··· Records provided

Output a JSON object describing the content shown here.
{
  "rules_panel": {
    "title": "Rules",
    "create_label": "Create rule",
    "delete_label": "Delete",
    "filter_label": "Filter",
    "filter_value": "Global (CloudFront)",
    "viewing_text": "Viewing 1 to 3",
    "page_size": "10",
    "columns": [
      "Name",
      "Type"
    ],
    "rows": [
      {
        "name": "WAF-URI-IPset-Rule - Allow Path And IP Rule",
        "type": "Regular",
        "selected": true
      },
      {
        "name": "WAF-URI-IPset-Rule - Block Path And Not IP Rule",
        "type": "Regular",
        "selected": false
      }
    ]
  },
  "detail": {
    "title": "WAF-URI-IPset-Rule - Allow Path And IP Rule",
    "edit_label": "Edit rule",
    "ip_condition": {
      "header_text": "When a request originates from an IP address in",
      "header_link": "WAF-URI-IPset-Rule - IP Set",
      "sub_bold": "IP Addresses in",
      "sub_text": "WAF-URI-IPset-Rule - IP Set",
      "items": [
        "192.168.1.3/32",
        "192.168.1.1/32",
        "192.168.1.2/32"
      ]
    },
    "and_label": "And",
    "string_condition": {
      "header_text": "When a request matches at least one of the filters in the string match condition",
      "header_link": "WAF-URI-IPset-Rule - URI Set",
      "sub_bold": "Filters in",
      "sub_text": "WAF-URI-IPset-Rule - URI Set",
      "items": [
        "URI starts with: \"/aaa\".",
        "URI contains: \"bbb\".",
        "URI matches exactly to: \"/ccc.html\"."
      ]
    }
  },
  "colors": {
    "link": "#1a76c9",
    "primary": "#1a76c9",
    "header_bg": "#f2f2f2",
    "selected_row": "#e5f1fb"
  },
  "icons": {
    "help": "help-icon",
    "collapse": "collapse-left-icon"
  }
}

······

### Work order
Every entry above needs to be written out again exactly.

### Response to this task
Output a JSON object describing the content shown here.
{
  "rules_panel": {
    "title": "Rules",
    "create_label": "Create rule",
    "delete_label": "Delete",
    "filter_label": "Filter",
    "filter_value": "Global (CloudFront)",
    "viewing_text": "Viewing 1 to 3",
    "page_size": "10",
    "columns": [
      "Name",
      "Type"
    ],
    "rows": [
      {
        "name": "WAF-URI-IPset-Rule - Allow Path And IP Rule",
        "type": "Regular",
        "selected": true
      },
      {
        "name": "WAF-URI-IPset-Rule - Block Path And Not IP Rule",
        "type": "Regular",
        "selected": false
      }
    ]
  },
  "detail": {
    "title": "WAF-URI-IPset-Rule - Allow Path And IP Rule",
    "edit_label": "Edit rule",
    "ip_condition": {
      "header_text": "When a request originates from an IP address in",
      "header_link": "WAF-URI-IPset-Rule - IP Set",
      "sub_bold": "IP Addresses in",
      "sub_text": "WAF-URI-IPset-Rule - IP Set",
      "items": [
        "192.168.1.3/32",
        "192.168.1.1/32",
        "192.168.1.2/32"
      ]
    },
    "and_label": "And",
    "string_condition": {
      "header_text": "When a request matches at least one of the filters in the string match condition",
      "header_link": "WAF-URI-IPset-Rule - URI Set",
      "sub_bold": "Filters in",
      "sub_text": "WAF-URI-IPset-Rule - URI Set",
      "items": [
        "URI starts with: \"/aaa\".",
        "URI contains: \"bbb\".",
        "URI matches exactly to: \"/ccc.html\"."
      ]
    }
  },
  "colors": {
    "link": "#1a76c9",
    "primary": "#1a76c9",
    "header_bg": "#f2f2f2",
    "selected_row": "#e5f1fb"
  },
  "icons": {
    "help": "help-icon",
    "collapse": "collapse-left-icon"
  }
}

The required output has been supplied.